- To do -
Could you retype all of the records exactly, leaving out every picture?

The data START

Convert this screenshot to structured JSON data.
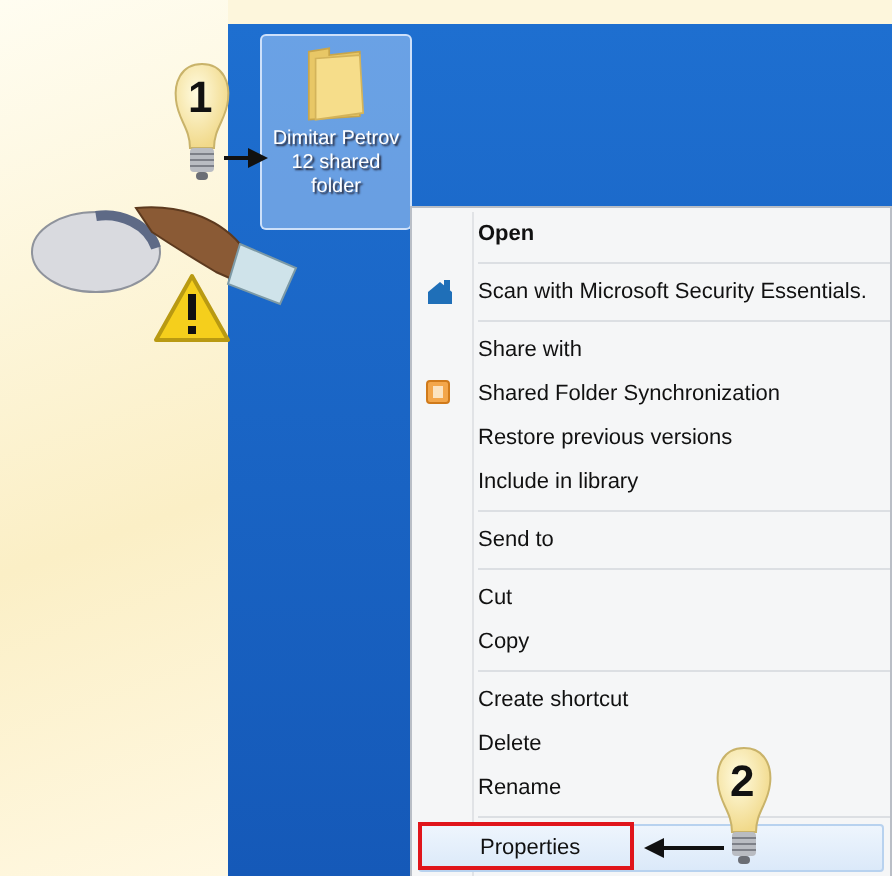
{
  "annotations": [
    {
      "kind": "step",
      "number": "1"
    },
    {
      "kind": "step",
      "number": "2"
    }
  ],
  "desktop": {
    "icon": {
      "label": "Dimitar Petrov 12 shared folder",
      "selected": true
    }
  },
  "context_menu": {
    "groups": [
      [
        {
          "label": "Open",
          "kind": "default",
          "selected": false
        }
      ],
      [
        {
          "label": "Scan with Microsoft Security Essentials.",
          "kind": "scan",
          "selected": false
        }
      ],
      [
        {
          "label": "Share with",
          "kind": "command",
          "selected": false
        },
        {
          "label": "Shared Folder Synchronization",
          "kind": "sync",
          "selected": false
        },
        {
          "label": "Restore previous versions",
          "kind": "command",
          "selected": false
        },
        {
          "label": "Include in library",
          "kind": "command",
          "selected": false
        }
      ],
      [
        {
          "label": "Send to",
          "kind": "command",
          "selected": false
        }
      ],
      [
        {
          "label": "Cut",
          "kind": "command",
          "selected": false
        },
        {
          "label": "Copy",
          "kind": "command",
          "selected": false
        }
      ],
      [
        {
          "label": "Create shortcut",
          "kind": "command",
          "selected": false
        },
        {
          "label": "Delete",
          "kind": "command",
          "selected": false
        },
        {
          "label": "Rename",
          "kind": "command",
          "selected": false
        }
      ],
      [
        {
          "label": "Properties",
          "kind": "command",
          "selected": true
        }
      ]
    ]
  }
}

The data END

- Output -
Convert this screenshot to structured JSON data.
{
  "annotations": [
    {
      "kind": "step",
      "number": "1"
    },
    {
      "kind": "step",
      "number": "2"
    }
  ],
  "desktop": {
    "icon": {
      "label": "Dimitar Petrov 12 shared folder",
      "selected": true
    }
  },
  "context_menu": {
    "groups": [
      [
        {
          "label": "Open",
          "kind": "default",
          "selected": false
        }
      ],
      [
        {
          "label": "Scan with Microsoft Security Essentials.",
          "kind": "scan",
          "selected": false
        }
      ],
      [
        {
          "label": "Share with",
          "kind": "command",
          "selected": false
        },
        {
          "label": "Shared Folder Synchronization",
          "kind": "sync",
          "selected": false
        },
        {
          "label": "Restore previous versions",
          "kind": "command",
          "selected": false
        },
        {
          "label": "Include in library",
          "kind": "command",
          "selected": false
        }
      ],
      [
        {
          "label": "Send to",
          "kind": "command",
          "selected": false
        }
      ],
      [
        {
          "label": "Cut",
          "kind": "command",
          "selected": false
        },
        {
          "label": "Copy",
          "kind": "command",
          "selected": false
        }
      ],
      [
        {
          "label": "Create shortcut",
          "kind": "command",
          "selected": false
        },
        {
          "label": "Delete",
          "kind": "command",
          "selected": false
        },
        {
          "label": "Rename",
          "kind": "command",
          "selected": false
        }
      ],
      [
        {
          "label": "Properties",
          "kind": "command",
          "selected": true
        }
      ]
    ]
  }
}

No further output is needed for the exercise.